“The U.S. has made incredible strides in reducing particulate matter concentrations across the nation,” said EPA Administrator Andrew Wheeler. “As a result of Clean Air Act programs and efforts by state, local and tribal governments, as well as technological improvements, average PM2.5 concentrations in the U.S. fell by 39 percent between 2000 and 2018 while average PM10 concentrations fell by 31 percent during the same period,” the agency’s press release explained.
The Clean Air Act requires the EPA to set both primary (health-based) and secondary (welfare-based) NAAQS for air pollutants emitted by numerous or diverse mobile or stationary sources.
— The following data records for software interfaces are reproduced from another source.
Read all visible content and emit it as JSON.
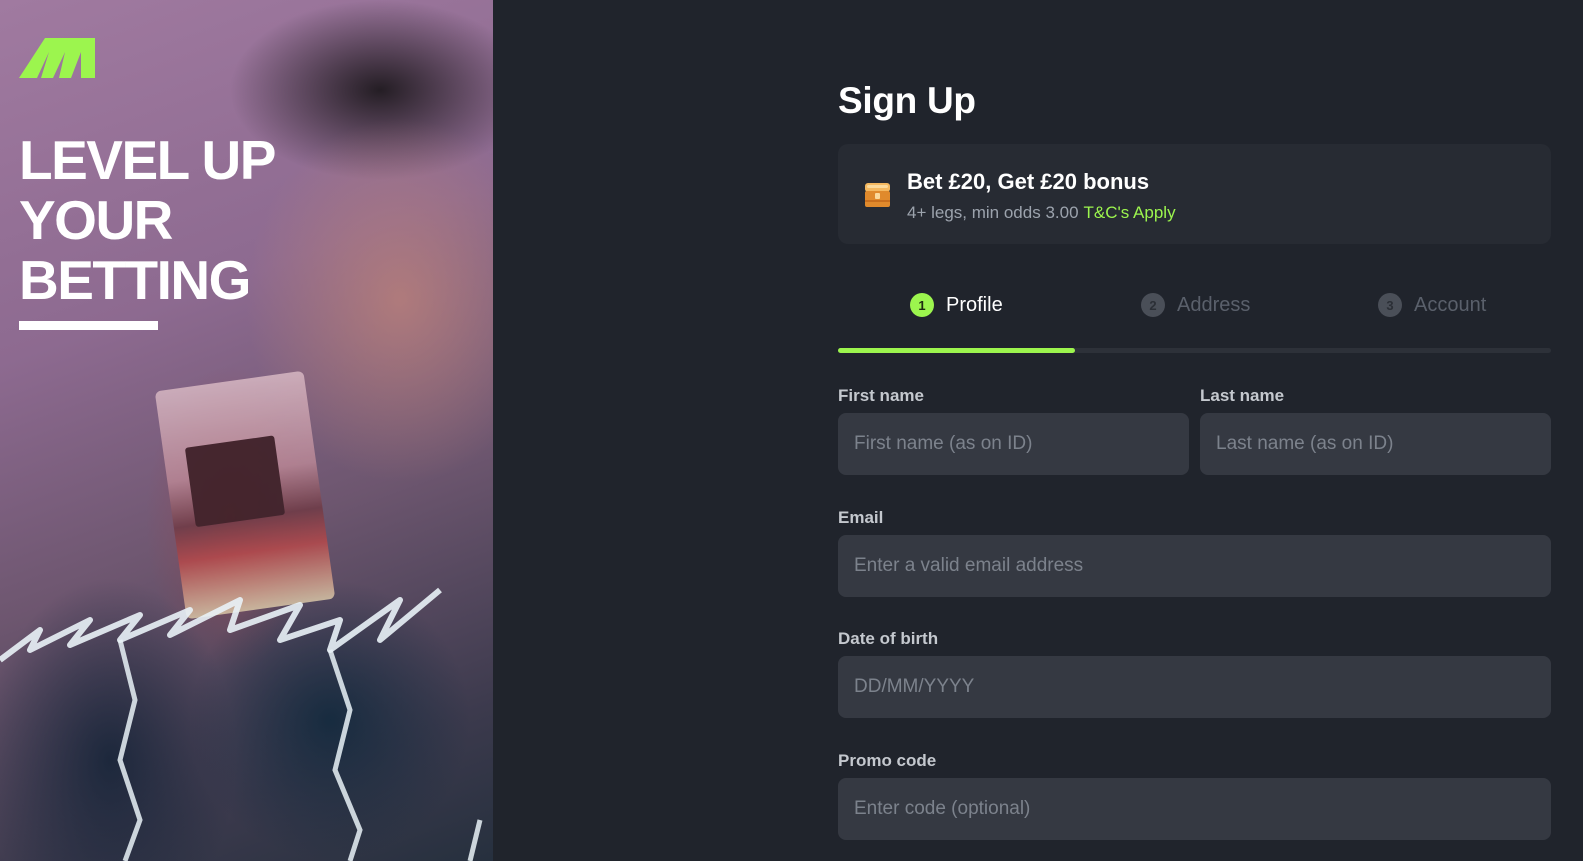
{
  "hero": {
    "headline_line1": "LEVEL UP",
    "headline_line2": "YOUR",
    "headline_line3": "BETTING",
    "logo_icon": "m-logo-icon"
  },
  "signup": {
    "title": "Sign Up"
  },
  "promo": {
    "icon": "treasure-chest-icon",
    "title": "Bet £20, Get £20 bonus",
    "subtitle": "4+ legs, min odds 3.00",
    "terms_link": "T&C's Apply"
  },
  "steps": {
    "items": [
      {
        "number": "1",
        "label": "Profile",
        "state": "active"
      },
      {
        "number": "2",
        "label": "Address",
        "state": "inactive"
      },
      {
        "number": "3",
        "label": "Account",
        "state": "inactive"
      }
    ],
    "progress_fraction": 0.333
  },
  "form": {
    "first_name": {
      "label": "First name",
      "placeholder": "First name (as on ID)",
      "value": ""
    },
    "last_name": {
      "label": "Last name",
      "placeholder": "Last name (as on ID)",
      "value": ""
    },
    "email": {
      "label": "Email",
      "placeholder": "Enter a valid email address",
      "value": ""
    },
    "dob": {
      "label": "Date of birth",
      "placeholder": "DD/MM/YYYY",
      "value": ""
    },
    "promo_code": {
      "label": "Promo code",
      "placeholder": "Enter code (optional)",
      "value": ""
    }
  },
  "colors": {
    "accent": "#9cf54e",
    "background": "#20242c",
    "card": "#272b33",
    "input": "#353942"
  }
}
The primary NAAQS are typically more stringent, as they must be set at a level “requisite to protect public health” with an “adequate margin of safety.” The EPA sets both annual (long-term exposure) and 24-hour (short-term exposure) primary NAAQS for particulate matter, calibrated in micrograms per cubic meter (µg/c3). For PM2.5, the current annual and 24-hour standards are 12 µg/c3 and 35 µg/c3, respectively.
Environmental groups predictably condemned the EPA’s proposal, claiming the best available science requires the agency to tighten (lower) the standards. The proposed rule reviews numerous disease prevalence (epidemiological) studies purporting to find significant correlations between cardiopulmonary-related death rates in various population segments and PM2.5 levels below the current NAAQS. However, controlled human exposure studies, animal toxicology studies, and retrospective studies of health improvements in areas with declining PM2.5 levels do not establish a causal link between mortality risk and PM2.5 exposures below the NAAQS.
Thus, according to the EPA, the scientific evidence as a whole “does not call into question the public health protection provided by the current annual and 24-hour PM2.5 standards.” The EPA finds that “there is considerable uncertainty in the potential public health impacts of reductions in ambient PM2.5 below the concentrations achieved under the current primary standards and, therefore, that standards more stringent than the current standards are not supported.” That judgment reflects the agency’s “consideration of the uncertainties in the potential implications of recent epidemiologic studies due in part to the lack of supporting evidence from experimental studies and retrospective accountability studies conducted at PM2.5 concentrations meeting the current standards.”
For an even more skeptical assessment of the PM2.5—mortality link, see Will the Trump Fuel Economy Reform Proposal Create Deadly Air Pollution by regulatory analyst Steve Milloy.
The EPA’s Clean Air Scientific Advisory Committee (CASAC) advised the agency to retain the primary 24-hour PM2.5 standard, the primary PM10 standard, and the secondary standards. “The CASAC did not reach consensus on the primary annual PM2.5 standard, with some committee members recommending that EPA retain the current standard and other members recommending revision of that standard.” The final judgment, however, is the EPA administrator’s to make. He is not obligated to follow CASAC’s advice.